I was fortunate enough to be invited to the annual prize giving at the Duchess’s High School and had the opportunity to talk to the editor of the Northumberland Gazette, Paul Larkin, about celebrating our children’s accomplishments. It surprised me to learn that there are now real constraints as to what can be reported.

I had heard that there was to be no reporting of school winners in sport. Further, I learnt that even if the media could report the results, it is often not allowed to give the full facts. For example, it is not allowed to say if the goal difference is greater than five.

I was astonished by this. It doesn’t make any sense. What message does this send to our children? This evidently gives a false impression on what has happened in a match. We spend our lives tutoring children to tell the truth and not embellish the facts. Are we now saying that as adults it’s ok to do just that?

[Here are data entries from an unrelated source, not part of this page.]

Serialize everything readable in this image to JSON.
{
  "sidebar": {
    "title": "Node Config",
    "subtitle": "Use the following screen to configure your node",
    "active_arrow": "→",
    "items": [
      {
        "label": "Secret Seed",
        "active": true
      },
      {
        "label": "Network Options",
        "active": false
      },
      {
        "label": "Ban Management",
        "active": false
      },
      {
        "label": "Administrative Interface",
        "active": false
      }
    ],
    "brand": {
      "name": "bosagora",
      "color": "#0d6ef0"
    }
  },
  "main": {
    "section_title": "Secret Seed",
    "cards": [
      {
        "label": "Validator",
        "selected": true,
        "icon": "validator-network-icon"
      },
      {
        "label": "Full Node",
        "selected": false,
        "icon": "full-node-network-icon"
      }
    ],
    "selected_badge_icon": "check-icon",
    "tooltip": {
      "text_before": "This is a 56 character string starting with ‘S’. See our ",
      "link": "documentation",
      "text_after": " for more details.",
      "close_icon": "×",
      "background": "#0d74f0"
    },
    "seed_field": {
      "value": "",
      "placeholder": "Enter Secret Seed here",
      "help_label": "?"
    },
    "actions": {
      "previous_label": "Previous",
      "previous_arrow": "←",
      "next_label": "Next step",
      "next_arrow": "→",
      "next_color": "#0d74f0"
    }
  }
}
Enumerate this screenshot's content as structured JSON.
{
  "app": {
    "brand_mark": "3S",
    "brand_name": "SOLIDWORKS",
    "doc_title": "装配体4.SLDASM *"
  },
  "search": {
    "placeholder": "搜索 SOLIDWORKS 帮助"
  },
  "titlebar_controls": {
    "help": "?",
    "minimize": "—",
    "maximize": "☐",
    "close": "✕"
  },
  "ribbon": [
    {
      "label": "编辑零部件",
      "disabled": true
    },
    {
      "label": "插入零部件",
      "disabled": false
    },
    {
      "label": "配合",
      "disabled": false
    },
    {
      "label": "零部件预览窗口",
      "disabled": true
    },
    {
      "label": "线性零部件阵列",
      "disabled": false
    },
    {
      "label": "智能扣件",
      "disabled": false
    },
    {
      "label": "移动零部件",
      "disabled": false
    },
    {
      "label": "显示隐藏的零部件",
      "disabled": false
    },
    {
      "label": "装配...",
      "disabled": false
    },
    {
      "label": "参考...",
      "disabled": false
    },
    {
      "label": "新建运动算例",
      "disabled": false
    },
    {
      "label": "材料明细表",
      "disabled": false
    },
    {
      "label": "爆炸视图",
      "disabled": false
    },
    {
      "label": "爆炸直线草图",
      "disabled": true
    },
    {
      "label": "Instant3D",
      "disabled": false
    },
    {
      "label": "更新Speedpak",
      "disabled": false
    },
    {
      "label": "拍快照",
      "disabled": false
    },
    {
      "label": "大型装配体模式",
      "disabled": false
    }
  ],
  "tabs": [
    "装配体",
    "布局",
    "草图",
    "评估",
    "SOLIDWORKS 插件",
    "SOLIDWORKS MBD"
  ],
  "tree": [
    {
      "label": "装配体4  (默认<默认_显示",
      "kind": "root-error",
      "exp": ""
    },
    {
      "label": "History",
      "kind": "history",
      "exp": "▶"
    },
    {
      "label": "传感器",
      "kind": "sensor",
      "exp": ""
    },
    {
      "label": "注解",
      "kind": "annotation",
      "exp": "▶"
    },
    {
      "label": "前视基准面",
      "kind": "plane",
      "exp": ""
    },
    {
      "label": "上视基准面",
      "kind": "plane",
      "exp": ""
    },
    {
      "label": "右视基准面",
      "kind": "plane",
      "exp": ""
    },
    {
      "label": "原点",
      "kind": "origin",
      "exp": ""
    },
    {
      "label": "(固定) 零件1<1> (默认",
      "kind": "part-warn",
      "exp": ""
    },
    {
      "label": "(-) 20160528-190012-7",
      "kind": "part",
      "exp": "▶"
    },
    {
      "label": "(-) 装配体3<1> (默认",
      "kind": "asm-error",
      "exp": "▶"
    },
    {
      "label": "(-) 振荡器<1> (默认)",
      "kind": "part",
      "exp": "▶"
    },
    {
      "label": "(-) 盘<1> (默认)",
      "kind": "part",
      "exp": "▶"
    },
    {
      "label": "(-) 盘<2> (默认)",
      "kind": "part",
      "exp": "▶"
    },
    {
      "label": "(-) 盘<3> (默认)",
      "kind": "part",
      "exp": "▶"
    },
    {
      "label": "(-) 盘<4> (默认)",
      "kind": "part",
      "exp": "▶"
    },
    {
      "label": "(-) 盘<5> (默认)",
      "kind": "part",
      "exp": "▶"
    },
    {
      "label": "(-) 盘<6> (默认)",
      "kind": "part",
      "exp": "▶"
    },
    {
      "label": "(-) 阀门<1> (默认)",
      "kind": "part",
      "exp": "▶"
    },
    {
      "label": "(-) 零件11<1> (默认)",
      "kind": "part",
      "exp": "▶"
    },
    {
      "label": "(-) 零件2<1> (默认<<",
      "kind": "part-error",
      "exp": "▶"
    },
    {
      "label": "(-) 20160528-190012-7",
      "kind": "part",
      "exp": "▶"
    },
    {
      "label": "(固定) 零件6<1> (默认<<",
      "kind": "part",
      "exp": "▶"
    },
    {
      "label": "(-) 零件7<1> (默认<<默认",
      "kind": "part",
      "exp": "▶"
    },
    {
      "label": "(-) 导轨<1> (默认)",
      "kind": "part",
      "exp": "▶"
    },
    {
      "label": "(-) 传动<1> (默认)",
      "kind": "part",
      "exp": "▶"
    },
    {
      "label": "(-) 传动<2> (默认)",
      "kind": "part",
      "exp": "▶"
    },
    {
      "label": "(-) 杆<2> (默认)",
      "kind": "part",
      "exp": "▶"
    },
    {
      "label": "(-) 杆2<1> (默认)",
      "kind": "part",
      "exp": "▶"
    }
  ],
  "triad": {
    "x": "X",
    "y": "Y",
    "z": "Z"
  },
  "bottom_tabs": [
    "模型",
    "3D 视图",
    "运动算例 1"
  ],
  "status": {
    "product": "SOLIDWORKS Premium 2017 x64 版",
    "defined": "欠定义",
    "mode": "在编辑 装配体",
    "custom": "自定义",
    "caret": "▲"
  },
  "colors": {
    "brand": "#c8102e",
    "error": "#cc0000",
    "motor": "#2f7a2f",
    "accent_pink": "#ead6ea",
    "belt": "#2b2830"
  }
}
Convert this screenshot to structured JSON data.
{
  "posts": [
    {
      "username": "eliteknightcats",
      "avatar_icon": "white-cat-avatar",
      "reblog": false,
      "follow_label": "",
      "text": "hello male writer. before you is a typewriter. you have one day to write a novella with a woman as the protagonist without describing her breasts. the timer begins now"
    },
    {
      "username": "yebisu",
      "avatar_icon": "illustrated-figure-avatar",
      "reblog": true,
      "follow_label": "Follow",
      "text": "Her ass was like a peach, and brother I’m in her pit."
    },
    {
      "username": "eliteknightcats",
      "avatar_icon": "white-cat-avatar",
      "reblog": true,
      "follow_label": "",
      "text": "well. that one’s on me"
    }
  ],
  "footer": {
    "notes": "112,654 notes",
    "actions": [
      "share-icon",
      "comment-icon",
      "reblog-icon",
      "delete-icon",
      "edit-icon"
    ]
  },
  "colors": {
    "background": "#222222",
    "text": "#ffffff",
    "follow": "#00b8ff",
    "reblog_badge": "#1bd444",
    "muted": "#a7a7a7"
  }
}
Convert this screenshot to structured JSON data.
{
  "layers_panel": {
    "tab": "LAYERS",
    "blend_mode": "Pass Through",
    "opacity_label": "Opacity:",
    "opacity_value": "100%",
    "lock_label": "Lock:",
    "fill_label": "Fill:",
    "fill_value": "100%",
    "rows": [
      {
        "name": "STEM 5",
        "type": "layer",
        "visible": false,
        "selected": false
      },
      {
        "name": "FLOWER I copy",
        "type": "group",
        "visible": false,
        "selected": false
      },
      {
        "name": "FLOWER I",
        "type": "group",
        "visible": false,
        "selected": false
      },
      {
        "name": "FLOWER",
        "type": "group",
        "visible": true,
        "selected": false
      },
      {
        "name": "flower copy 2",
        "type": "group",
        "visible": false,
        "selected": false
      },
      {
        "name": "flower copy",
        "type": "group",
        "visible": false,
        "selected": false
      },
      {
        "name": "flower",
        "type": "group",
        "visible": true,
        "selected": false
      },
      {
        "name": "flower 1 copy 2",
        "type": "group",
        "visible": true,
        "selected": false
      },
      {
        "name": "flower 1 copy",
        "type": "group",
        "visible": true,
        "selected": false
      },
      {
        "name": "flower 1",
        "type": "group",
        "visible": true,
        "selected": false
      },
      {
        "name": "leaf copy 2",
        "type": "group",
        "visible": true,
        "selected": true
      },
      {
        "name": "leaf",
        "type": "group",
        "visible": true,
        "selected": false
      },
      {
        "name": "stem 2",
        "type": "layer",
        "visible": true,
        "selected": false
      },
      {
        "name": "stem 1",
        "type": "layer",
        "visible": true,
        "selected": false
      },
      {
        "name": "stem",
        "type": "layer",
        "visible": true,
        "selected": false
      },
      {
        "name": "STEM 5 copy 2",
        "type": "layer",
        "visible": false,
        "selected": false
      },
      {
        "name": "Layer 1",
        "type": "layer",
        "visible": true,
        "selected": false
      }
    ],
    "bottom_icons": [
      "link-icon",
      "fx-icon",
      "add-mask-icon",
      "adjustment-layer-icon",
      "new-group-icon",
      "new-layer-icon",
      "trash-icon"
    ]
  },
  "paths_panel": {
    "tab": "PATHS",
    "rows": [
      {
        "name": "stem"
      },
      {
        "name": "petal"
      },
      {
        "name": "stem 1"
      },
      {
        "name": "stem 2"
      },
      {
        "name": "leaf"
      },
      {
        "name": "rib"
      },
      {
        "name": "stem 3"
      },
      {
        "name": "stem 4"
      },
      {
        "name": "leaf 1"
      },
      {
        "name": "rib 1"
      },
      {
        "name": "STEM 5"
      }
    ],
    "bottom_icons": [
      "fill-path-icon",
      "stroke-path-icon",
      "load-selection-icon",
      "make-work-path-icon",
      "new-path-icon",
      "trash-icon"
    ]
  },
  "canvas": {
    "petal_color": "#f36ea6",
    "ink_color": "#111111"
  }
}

If there is to be no reporting on the winners of any sporting endeavour of anyone under 18, what is the point in having competition? By not reporting such accomplishments we are denying the winners the praise they deserve and we lose the opportunity to commiserate with the runners-up, giving them encouragement that they can achieve a better result next time.

Children learn through experience that life is a competition, be it academic, artistic, sport or playing games online. If we do not give credit where it is due, then we deny the future generation the experience of life’s triumphs, as well as an opportunity to cope with the inevitable disappointments that will occur throughout their lives.

I recall listening to a discussion on the radio about the 11+ exam and whether it had a positive or negative effect on those who failed. Many who spoke said it was the best thing that could have happened to them. Failing gave them the ‘kick up the Khyber’ they needed to succeed. Many, as a result, have gone on to become successful in their chosen field. If they had simply been allowed to go to the grammar school and been at the bottom of the class, they may not have had the same drive.

I’m not saying that competition works for everyone. However, for a good many, coming second or losing shouldn’t be seen as a failure, but a challenge in which to do better next time, or to choose another field in which they are better suited.

If the modern trend of ‘mollycoddling’ continues, all we will achieve is a generation who do not understand and cannot deal with any form of disappointment, or dare I say have the drive to succeed.

There will always be winners and losers. We owe it to our children to give them the opportunity to learn how to deal with both at an age where they can develop the skills to cope with the emotions that go with each event and have the means in which to succeed at whatever life throws at them in adulthood.

Carole Rae,

East Lilburn,